Again, one of the most fascinating storylines belonged to Mike this week, who’s deeper into the criminal underbelly side of the show. We know the direction his character’s headed, as a trusted fixer/cleaner for Gus Fring, but it’s still going to be an interesting journey. Last season, someone prevented Mike from assassinating Hector Salamanca by jamming a branch into his car to set the horn blowing continuously, with a note saying DON’T stuck to the windscreen. Here, Mike made a quick getaway and immediately set about stripping his car to search for bugs, before discovering a tracker inside his fuel cap. And in typical Mike style, a plan was quickly formulated to buy an exact copy of the tracker, switch the two, then use his one to track whoever comes to collect it the next evening. I’m guessing Mike’s going to find his way to a certain fast food chicken restaurant, but we shall see.
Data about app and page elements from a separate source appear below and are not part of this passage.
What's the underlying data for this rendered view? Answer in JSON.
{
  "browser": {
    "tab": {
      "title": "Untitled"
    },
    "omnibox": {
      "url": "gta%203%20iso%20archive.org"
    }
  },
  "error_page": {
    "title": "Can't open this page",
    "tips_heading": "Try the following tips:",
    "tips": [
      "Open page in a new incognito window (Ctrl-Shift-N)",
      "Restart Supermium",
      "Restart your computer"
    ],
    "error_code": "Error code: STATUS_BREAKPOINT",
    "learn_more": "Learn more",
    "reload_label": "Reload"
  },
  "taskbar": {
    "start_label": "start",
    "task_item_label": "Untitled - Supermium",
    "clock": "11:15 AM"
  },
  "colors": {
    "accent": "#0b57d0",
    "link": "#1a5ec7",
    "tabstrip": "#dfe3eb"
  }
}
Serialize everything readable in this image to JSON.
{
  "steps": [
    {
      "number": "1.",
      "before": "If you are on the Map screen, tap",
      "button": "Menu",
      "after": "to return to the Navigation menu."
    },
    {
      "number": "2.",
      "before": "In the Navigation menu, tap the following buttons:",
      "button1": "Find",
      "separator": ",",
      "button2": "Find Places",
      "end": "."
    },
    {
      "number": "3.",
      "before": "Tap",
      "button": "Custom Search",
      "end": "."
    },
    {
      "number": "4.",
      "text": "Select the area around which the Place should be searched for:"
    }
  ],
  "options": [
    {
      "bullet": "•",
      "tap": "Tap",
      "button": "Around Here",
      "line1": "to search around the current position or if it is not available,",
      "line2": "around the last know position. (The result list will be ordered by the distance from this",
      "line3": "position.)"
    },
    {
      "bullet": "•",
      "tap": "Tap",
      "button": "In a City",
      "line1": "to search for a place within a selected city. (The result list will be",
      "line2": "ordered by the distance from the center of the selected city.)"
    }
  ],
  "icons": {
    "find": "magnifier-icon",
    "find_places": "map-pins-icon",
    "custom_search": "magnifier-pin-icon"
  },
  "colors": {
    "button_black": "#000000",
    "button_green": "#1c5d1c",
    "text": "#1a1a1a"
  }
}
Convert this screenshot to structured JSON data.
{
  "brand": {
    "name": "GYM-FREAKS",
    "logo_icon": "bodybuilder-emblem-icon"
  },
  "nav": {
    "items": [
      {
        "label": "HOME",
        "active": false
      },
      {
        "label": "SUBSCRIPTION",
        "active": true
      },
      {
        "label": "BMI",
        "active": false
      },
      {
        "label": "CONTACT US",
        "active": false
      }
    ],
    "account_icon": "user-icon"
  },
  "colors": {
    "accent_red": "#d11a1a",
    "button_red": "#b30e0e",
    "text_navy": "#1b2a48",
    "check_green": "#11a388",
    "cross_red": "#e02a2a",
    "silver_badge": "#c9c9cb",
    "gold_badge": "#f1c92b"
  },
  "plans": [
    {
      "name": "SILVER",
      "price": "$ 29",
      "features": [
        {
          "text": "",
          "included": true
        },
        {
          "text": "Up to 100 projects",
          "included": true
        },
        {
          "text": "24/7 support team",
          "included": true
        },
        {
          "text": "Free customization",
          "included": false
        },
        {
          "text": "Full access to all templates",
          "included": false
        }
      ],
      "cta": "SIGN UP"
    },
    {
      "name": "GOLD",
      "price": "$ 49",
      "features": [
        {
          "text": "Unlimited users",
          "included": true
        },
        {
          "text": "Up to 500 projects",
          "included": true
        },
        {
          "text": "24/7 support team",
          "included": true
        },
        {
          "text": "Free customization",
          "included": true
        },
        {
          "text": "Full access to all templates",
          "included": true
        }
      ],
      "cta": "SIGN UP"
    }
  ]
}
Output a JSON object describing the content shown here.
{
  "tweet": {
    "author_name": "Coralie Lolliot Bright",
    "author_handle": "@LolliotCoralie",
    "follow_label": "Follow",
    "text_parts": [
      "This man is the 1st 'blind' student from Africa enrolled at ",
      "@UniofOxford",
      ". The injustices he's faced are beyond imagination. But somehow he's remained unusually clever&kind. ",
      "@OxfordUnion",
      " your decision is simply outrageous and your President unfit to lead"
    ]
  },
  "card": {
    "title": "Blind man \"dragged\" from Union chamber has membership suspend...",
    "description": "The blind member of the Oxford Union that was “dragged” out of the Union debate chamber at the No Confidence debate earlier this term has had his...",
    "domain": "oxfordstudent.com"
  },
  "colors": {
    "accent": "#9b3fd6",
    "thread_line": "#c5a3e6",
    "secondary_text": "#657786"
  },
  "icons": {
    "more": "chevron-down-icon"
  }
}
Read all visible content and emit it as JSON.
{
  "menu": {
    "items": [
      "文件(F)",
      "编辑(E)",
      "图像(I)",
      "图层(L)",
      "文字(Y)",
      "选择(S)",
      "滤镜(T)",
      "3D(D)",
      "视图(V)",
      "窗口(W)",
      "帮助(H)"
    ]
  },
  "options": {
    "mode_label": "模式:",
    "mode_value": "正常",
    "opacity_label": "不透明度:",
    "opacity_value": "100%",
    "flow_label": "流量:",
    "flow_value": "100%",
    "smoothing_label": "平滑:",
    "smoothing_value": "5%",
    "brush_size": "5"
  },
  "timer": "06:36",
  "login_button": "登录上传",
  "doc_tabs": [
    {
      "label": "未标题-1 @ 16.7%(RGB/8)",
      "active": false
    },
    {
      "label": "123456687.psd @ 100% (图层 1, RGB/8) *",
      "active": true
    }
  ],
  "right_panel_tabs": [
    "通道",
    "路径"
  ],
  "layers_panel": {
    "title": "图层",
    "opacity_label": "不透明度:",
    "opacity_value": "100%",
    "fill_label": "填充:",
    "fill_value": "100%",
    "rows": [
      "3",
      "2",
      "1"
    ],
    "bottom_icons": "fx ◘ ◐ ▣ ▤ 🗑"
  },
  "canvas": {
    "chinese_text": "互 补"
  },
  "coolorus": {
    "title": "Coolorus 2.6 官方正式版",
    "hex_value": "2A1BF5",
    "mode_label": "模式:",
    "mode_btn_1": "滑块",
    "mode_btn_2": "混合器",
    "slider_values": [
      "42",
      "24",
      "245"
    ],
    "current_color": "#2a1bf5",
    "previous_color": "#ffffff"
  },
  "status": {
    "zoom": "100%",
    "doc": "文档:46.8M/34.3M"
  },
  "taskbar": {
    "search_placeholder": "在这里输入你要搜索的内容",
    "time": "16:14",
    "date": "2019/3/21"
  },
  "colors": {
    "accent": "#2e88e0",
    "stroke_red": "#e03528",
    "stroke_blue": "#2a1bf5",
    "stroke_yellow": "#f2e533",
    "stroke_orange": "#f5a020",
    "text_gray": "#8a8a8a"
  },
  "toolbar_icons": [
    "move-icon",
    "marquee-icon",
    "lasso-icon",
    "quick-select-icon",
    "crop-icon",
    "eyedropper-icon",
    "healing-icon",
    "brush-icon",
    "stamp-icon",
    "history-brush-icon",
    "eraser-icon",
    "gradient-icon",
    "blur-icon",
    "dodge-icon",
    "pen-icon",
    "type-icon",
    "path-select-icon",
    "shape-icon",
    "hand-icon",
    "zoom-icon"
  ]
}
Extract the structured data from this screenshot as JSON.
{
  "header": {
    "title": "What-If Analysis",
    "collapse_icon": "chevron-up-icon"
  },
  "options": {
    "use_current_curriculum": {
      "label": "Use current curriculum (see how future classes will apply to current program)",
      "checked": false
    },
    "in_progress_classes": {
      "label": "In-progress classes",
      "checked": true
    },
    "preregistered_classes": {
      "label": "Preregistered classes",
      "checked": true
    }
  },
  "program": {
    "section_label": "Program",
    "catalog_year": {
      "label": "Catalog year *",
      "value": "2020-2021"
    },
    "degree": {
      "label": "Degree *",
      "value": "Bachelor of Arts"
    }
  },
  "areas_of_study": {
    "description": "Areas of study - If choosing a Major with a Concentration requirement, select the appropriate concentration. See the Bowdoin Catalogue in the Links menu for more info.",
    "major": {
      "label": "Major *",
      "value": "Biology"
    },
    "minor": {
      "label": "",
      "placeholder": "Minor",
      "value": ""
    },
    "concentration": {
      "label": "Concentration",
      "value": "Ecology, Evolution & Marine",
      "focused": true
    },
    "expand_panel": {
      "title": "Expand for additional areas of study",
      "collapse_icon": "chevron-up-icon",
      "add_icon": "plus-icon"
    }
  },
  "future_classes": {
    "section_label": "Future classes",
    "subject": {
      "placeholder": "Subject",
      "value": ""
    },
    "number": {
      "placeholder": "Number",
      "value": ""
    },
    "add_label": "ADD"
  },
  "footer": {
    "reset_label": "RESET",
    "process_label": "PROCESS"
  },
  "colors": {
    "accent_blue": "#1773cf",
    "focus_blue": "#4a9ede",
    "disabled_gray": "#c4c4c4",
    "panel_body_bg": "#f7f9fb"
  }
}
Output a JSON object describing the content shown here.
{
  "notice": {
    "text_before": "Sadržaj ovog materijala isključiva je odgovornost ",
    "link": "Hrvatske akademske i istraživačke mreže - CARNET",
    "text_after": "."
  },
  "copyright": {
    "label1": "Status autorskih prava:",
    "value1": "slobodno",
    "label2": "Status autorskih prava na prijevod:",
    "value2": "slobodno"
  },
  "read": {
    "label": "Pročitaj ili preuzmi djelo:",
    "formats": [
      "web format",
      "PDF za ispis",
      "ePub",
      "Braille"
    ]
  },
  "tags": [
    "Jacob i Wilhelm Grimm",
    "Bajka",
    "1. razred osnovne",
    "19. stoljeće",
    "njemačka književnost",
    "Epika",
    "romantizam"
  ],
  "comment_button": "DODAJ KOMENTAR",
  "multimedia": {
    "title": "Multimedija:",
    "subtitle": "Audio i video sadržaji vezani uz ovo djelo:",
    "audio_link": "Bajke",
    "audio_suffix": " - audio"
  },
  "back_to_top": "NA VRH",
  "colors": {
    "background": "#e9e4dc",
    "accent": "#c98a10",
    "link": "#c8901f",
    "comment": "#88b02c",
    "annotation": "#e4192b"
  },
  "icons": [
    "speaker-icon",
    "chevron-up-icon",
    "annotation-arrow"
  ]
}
Ultimately, this was a solid opener, but nothing too special. Thankfully, Better Call Saul is less about episodic greatness than what each hour adds to the overall texture and dramatic highs of the storytelling. Every hour’s of value and offers subtle insights into each character’s thinking and the greater story being told. I don’t think anything about “Mabel” is going to convince those who stopped watching to give Better Call Saul another go, as so much depends on a deeper understanding of the relationships of these characters, but for those who’ve stuck with it… season 3 will hopefully build from this slow, considered start.
- Kim (Rhea Seehorn) is doing very well running the Mesa Verde account with her own law firm, but she’s also finding it difficult to keep Jimmy’s fraud a secret. A bust-up between them seems more than likely.
- I enjoyed the scene between Jimmy and the USAF Captain Bauer (Brendan Fehr), who stormed into his office livid about the fact he was cheated into letting Jimmy film a commercial on his airbase. It was a great moment seeing Jimmy on the back-foot slightly, making silly excuses and trying to reason with Bauer, before managing to just about spin their encounter into a stalemate. And Bauer’s warning to Jimmy (“you think you don’t have to play straight with anybody… but the wheel’s gonna turn… it always does”) will, of course, come true when Jimmy’s Cinnabon future becomes manifest.
- The Adventures of Mabel is a real book, published in 1896, written by Harry Thurston Peck.
- By the by, this is the first TV series I’m going to be watching weekly in Ultra HD through my Netflix subscription. I don’t think HDR is part of the deal with Better Call Saul, but it was nevertheless a gorgeous visual experience. Landscapes appear almost velvety smooth, and you can see every pore on Jimmy’s face in the opening scene.
Originally published at www.framerated.co.uk on April 11, 2017.